If you're going to a good sushi place, then the sweetness of the rice is far less a concern for wine pairing than matching the weight of the fish and that great umami stuff that you get with the better sushi. In general, I tend to rely on Chardonnay-based wines for good sushi, but at the very high-toned side of the scale. Blanc de blancs Champagnes (decanted), Chablis or a nice white Burgundy. Growers I like in Champagne include Lassaigne, Bereche, and Agrapart (Full disclosure, I help to import Bereche). Chablis producers that come to mind include Duplessis, Tribut, Dauvissat, and William Fevre. A great value is the Petit Chablis made by Brocard, under the Hervé Azo label. Another is the Petit Chablis from the Canadian transplant, Patrick Piuze.

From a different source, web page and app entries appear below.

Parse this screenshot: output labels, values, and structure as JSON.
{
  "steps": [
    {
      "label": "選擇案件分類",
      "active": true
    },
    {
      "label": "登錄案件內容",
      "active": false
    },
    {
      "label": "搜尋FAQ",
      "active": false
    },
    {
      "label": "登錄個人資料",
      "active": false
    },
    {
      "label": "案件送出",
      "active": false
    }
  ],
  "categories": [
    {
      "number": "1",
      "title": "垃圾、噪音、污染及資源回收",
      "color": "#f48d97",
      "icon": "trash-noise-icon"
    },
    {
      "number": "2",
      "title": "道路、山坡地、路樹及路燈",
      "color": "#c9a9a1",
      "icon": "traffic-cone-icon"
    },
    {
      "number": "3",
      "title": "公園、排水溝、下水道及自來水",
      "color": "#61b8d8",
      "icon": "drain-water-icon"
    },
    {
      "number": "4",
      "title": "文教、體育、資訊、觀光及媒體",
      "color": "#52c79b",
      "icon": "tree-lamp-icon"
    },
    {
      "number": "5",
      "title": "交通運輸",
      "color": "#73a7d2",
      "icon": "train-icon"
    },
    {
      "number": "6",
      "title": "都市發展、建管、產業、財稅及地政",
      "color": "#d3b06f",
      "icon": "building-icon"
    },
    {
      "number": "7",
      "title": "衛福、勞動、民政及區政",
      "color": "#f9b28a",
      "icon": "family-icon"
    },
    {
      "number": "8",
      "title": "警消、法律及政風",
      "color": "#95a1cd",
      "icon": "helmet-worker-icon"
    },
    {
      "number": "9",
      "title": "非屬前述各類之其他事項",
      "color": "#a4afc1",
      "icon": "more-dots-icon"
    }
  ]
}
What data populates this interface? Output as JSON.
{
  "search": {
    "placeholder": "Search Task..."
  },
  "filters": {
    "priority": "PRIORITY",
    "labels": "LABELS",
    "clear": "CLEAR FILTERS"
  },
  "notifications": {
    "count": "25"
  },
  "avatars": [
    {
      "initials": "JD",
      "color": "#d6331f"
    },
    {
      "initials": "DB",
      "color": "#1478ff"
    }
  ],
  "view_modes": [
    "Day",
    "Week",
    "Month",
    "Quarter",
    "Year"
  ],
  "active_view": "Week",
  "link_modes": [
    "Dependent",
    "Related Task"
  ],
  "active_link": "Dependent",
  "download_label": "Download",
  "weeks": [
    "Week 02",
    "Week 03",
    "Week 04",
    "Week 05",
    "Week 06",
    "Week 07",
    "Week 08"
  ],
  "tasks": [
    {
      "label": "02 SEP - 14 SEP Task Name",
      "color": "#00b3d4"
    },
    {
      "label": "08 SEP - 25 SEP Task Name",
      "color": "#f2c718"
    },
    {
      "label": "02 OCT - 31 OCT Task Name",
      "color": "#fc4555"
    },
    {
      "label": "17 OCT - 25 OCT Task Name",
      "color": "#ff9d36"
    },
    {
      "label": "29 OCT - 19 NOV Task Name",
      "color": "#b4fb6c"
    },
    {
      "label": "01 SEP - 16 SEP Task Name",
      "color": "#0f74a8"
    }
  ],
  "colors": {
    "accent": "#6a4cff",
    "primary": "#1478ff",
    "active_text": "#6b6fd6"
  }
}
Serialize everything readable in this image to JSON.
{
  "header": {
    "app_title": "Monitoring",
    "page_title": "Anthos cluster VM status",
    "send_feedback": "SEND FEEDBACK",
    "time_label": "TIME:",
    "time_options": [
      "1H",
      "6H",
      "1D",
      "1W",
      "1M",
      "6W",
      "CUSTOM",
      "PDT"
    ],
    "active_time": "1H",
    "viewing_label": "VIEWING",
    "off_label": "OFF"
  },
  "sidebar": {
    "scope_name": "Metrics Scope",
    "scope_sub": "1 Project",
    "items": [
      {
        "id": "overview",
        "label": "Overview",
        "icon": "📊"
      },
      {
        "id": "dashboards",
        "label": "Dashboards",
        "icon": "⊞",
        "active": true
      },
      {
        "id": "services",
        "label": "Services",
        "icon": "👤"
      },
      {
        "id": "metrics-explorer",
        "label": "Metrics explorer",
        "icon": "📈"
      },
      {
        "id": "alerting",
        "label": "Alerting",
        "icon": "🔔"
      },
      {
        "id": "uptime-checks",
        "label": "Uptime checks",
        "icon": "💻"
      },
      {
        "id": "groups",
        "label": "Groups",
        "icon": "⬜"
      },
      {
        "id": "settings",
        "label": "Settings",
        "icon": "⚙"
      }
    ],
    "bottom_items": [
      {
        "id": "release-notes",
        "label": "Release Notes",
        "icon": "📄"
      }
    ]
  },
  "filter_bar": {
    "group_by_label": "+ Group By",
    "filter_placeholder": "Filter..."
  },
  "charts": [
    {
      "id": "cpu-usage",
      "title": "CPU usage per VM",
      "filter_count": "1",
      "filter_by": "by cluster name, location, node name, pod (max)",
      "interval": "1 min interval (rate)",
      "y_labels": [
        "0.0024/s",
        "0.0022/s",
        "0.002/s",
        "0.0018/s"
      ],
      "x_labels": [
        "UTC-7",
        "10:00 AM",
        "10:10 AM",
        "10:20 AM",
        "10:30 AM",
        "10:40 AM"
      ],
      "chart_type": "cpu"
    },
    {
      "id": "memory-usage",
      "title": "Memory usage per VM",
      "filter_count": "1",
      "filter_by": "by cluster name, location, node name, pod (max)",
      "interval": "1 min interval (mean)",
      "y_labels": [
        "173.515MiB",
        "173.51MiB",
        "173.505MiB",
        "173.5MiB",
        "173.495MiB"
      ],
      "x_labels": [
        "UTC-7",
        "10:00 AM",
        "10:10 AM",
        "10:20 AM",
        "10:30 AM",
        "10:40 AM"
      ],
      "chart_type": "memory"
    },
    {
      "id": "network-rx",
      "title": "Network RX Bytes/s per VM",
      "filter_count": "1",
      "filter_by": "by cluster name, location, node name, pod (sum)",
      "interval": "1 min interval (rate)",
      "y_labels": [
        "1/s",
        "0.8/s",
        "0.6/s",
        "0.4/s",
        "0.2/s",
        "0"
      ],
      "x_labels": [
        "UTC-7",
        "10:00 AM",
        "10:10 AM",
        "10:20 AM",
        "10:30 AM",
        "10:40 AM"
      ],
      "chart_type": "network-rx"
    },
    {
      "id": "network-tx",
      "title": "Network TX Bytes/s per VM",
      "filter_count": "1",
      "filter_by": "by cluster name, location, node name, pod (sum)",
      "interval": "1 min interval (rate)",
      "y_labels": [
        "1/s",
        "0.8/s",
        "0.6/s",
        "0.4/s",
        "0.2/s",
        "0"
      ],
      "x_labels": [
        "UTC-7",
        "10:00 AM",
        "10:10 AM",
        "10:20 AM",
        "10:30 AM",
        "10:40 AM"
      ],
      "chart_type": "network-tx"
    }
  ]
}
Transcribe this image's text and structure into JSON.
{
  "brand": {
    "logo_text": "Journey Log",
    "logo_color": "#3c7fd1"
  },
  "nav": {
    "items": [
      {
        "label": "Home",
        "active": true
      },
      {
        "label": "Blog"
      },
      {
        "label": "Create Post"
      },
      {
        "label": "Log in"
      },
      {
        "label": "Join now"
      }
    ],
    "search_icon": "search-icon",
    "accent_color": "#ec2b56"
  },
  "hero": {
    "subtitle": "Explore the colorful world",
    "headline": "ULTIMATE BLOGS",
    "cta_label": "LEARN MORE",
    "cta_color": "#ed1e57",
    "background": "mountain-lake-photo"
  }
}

Bourgogne blancs from Joseph Roty, Rollin, and JP Fichet are all great."—Collin Casey, Namu Gaji (San Francisco)
Acid All The Way
"High acid white wines are the best if you’re not drinking sake. Champagne (or Cava) is always excellent. I’d also try Sauvignon Blanc or Muscadet from the Loire Valley. The general concept here being that the salty and light bodied nature of sushi (especially with soy sauce in the equation) naturally pairs well with high acid."—Adam Chumas, Tom Douglas Restaurants (Seattle)
"Champagne with sushi. It’s insane, and worth every penny. If you’re paying 10 bucks for a centimeter and a half of perfect raw fish, what’s unreasonable making sure the beverage accompanying it is as fine? And if some of the rolls you tend toward have a core of deep fried soft-shell crab or whatnot, nothing goes better with deep fry than bubbles. (That said, many sushi restaurants won’t have a selection of Champagne on hand, and that’s OK—if there’s a Spanish Cava available, go for it.)"—Chris Horn, Purple Cafe (Seattle)
Riesling or Scheurebe
"Dry Rieslings are great with sushi. Or Scheurebe Trocken, which as beautiful aromatics and a crisp dry finish. I recommend Pfeffingen Scheurebe Trocken, Pfalz 2010."—Amy Goldberger, Fifth Floor (San Francisco)
New-School or Old-School?
"On one hand we have the more traditional style of sashimi and nigiri: subtle, simple, quality-driven, delicate. In this case you generally want to choose something that “speaks softly, but has a lot of great things to say” (Try Delille “Chaleur Estate” white blend from Washington or Domaine Trimbach Riesling from Alsace, France.) On the other hand, you have the more contemporary sushi roll; experimental, fun. There’s not really any rule here, so pick something different and play around. Maybe something that’s vibrant and playful, with out being overbearing. I like Hou Hou Sparkling Sake and Louis Jadot Beaujolais Villages from France."—Lee Spires, Aqua by El Gaucho (Seattle)